Material for this exercise |

::::

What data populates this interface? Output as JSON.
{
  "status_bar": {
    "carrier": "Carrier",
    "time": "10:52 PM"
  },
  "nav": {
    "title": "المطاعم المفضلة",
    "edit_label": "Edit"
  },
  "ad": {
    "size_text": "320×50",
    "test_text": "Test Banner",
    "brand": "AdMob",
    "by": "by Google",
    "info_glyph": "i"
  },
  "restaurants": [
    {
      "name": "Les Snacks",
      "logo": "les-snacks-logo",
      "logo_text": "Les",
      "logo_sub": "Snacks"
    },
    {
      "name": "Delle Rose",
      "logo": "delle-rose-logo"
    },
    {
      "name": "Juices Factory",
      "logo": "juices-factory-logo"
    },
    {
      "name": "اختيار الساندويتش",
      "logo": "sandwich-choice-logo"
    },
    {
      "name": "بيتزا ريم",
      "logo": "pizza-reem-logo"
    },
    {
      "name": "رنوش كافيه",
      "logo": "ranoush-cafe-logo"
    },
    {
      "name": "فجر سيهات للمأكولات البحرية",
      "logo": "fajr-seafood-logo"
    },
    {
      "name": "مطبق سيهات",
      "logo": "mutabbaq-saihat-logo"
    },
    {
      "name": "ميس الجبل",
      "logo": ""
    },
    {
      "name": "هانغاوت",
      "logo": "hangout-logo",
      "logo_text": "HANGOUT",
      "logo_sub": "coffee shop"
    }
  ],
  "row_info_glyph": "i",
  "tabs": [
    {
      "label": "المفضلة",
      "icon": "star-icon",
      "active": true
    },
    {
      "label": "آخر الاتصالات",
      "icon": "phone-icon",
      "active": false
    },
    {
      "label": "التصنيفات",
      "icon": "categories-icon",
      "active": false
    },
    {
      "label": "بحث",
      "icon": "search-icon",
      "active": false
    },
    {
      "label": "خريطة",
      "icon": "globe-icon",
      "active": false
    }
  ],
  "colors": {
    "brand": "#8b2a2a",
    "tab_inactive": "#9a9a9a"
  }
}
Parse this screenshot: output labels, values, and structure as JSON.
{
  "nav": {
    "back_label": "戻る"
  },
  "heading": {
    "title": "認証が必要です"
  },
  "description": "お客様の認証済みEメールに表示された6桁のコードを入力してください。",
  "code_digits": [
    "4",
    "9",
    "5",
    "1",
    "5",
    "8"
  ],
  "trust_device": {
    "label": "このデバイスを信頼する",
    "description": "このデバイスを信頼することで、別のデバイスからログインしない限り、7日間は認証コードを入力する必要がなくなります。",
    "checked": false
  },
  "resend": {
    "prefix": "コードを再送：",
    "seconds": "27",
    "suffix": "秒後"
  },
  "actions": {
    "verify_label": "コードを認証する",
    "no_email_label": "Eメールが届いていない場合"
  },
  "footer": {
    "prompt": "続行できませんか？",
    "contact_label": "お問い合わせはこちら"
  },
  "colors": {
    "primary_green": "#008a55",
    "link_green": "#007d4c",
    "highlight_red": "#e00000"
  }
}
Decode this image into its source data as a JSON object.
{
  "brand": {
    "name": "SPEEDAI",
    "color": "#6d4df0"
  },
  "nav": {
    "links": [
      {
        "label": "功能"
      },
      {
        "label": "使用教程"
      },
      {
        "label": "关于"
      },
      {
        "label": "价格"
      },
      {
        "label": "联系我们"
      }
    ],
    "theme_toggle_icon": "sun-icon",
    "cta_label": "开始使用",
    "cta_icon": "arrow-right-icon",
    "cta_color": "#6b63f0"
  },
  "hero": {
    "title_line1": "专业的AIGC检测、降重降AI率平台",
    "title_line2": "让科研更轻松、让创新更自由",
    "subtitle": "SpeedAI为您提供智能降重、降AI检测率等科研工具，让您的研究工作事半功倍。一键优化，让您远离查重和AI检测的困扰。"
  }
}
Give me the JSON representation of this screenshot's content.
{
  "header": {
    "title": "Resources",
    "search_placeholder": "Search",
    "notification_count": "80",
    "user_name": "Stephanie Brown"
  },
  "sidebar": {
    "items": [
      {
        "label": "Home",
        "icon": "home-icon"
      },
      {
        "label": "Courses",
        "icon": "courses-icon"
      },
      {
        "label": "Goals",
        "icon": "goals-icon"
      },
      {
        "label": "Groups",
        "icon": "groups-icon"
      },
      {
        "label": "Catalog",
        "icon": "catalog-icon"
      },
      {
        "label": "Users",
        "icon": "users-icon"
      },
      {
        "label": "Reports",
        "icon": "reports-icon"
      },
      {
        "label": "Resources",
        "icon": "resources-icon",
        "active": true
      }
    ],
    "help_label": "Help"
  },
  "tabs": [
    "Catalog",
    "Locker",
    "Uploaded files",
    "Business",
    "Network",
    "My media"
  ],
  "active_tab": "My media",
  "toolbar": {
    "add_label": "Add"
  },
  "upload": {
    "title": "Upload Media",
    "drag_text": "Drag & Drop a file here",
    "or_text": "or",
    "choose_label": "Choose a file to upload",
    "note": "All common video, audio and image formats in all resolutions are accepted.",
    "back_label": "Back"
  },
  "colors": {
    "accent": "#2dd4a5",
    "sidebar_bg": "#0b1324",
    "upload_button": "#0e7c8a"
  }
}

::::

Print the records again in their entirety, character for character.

What data populates this interface? Output as JSON.
{
  "status_bar": {
    "carrier": "Carrier",
    "time": "10:52 PM"
  },
  "nav": {
    "title": "المطاعم المفضلة",
    "edit_label": "Edit"
  },
  "ad": {
    "size_text": "320×50",
    "test_text": "Test Banner",
    "brand": "AdMob",
    "by": "by Google",
    "info_glyph": "i"
  },
  "restaurants": [
    {
      "name": "Les Snacks",
      "logo": "les-snacks-logo",
      "logo_text": "Les",
      "logo_sub": "Snacks"
    },
    {
      "name": "Delle Rose",
      "logo": "delle-rose-logo"
    },
    {
      "name": "Juices Factory",
      "logo": "juices-factory-logo"
    },
    {
      "name": "اختيار الساندويتش",
      "logo": "sandwich-choice-logo"
    },
    {
      "name": "بيتزا ريم",
      "logo": "pizza-reem-logo"
    },
    {
      "name": "رنوش كافيه",
      "logo": "ranoush-cafe-logo"
    },
    {
      "name": "فجر سيهات للمأكولات البحرية",
      "logo": "fajr-seafood-logo"
    },
    {
      "name": "مطبق سيهات",
      "logo": "mutabbaq-saihat-logo"
    },
    {
      "name": "ميس الجبل",
      "logo": ""
    },
    {
      "name": "هانغاوت",
      "logo": "hangout-logo",
      "logo_text": "HANGOUT",
      "logo_sub": "coffee shop"
    }
  ],
  "row_info_glyph": "i",
  "tabs": [
    {
      "label": "المفضلة",
      "icon": "star-icon",
      "active": true
    },
    {
      "label": "آخر الاتصالات",
      "icon": "phone-icon",
      "active": false
    },
    {
      "label": "التصنيفات",
      "icon": "categories-icon",
      "active": false
    },
    {
      "label": "بحث",
      "icon": "search-icon",
      "active": false
    },
    {
      "label": "خريطة",
      "icon": "globe-icon",
      "active": false
    }
  ],
  "colors": {
    "brand": "#8b2a2a",
    "tab_inactive": "#9a9a9a"
  }
}
Parse this screenshot: output labels, values, and structure as JSON.
{
  "nav": {
    "back_label": "戻る"
  },
  "heading": {
    "title": "認証が必要です"
  },
  "description": "お客様の認証済みEメールに表示された6桁のコードを入力してください。",
  "code_digits": [
    "4",
    "9",
    "5",
    "1",
    "5",
    "8"
  ],
  "trust_device": {
    "label": "このデバイスを信頼する",
    "description": "このデバイスを信頼することで、別のデバイスからログインしない限り、7日間は認証コードを入力する必要がなくなります。",
    "checked": false
  },
  "resend": {
    "prefix": "コードを再送：",
    "seconds": "27",
    "suffix": "秒後"
  },
  "actions": {
    "verify_label": "コードを認証する",
    "no_email_label": "Eメールが届いていない場合"
  },
  "footer": {
    "prompt": "続行できませんか？",
    "contact_label": "お問い合わせはこちら"
  },
  "colors": {
    "primary_green": "#008a55",
    "link_green": "#007d4c",
    "highlight_red": "#e00000"
  }
}
Decode this image into its source data as a JSON object.
{
  "brand": {
    "name": "SPEEDAI",
    "color": "#6d4df0"
  },
  "nav": {
    "links": [
      {
        "label": "功能"
      },
      {
        "label": "使用教程"
      },
      {
        "label": "关于"
      },
      {
        "label": "价格"
      },
      {
        "label": "联系我们"
      }
    ],
    "theme_toggle_icon": "sun-icon",
    "cta_label": "开始使用",
    "cta_icon": "arrow-right-icon",
    "cta_color": "#6b63f0"
  },
  "hero": {
    "title_line1": "专业的AIGC检测、降重降AI率平台",
    "title_line2": "让科研更轻松、让创新更自由",
    "subtitle": "SpeedAI为您提供智能降重、降AI检测率等科研工具，让您的研究工作事半功倍。一键优化，让您远离查重和AI检测的困扰。"
  }
}
Give me the JSON representation of this screenshot's content.
{
  "header": {
    "title": "Resources",
    "search_placeholder": "Search",
    "notification_count": "80",
    "user_name": "Stephanie Brown"
  },
  "sidebar": {
    "items": [
      {
        "label": "Home",
        "icon": "home-icon"
      },
      {
        "label": "Courses",
        "icon": "courses-icon"
      },
      {
        "label": "Goals",
        "icon": "goals-icon"
      },
      {
        "label": "Groups",
        "icon": "groups-icon"
      },
      {
        "label": "Catalog",
        "icon": "catalog-icon"
      },
      {
        "label": "Users",
        "icon": "users-icon"
      },
      {
        "label": "Reports",
        "icon": "reports-icon"
      },
      {
        "label": "Resources",
        "icon": "resources-icon",
        "active": true
      }
    ],
    "help_label": "Help"
  },
  "tabs": [
    "Catalog",
    "Locker",
    "Uploaded files",
    "Business",
    "Network",
    "My media"
  ],
  "active_tab": "My media",
  "toolbar": {
    "add_label": "Add"
  },
  "upload": {
    "title": "Upload Media",
    "drag_text": "Drag & Drop a file here",
    "or_text": "or",
    "choose_label": "Choose a file to upload",
    "note": "All common video, audio and image formats in all resolutions are accepted.",
    "back_label": "Back"
  },
  "colors": {
    "accent": "#2dd4a5",
    "sidebar_bg": "#0b1324",
    "upload_button": "#0e7c8a"
  }
}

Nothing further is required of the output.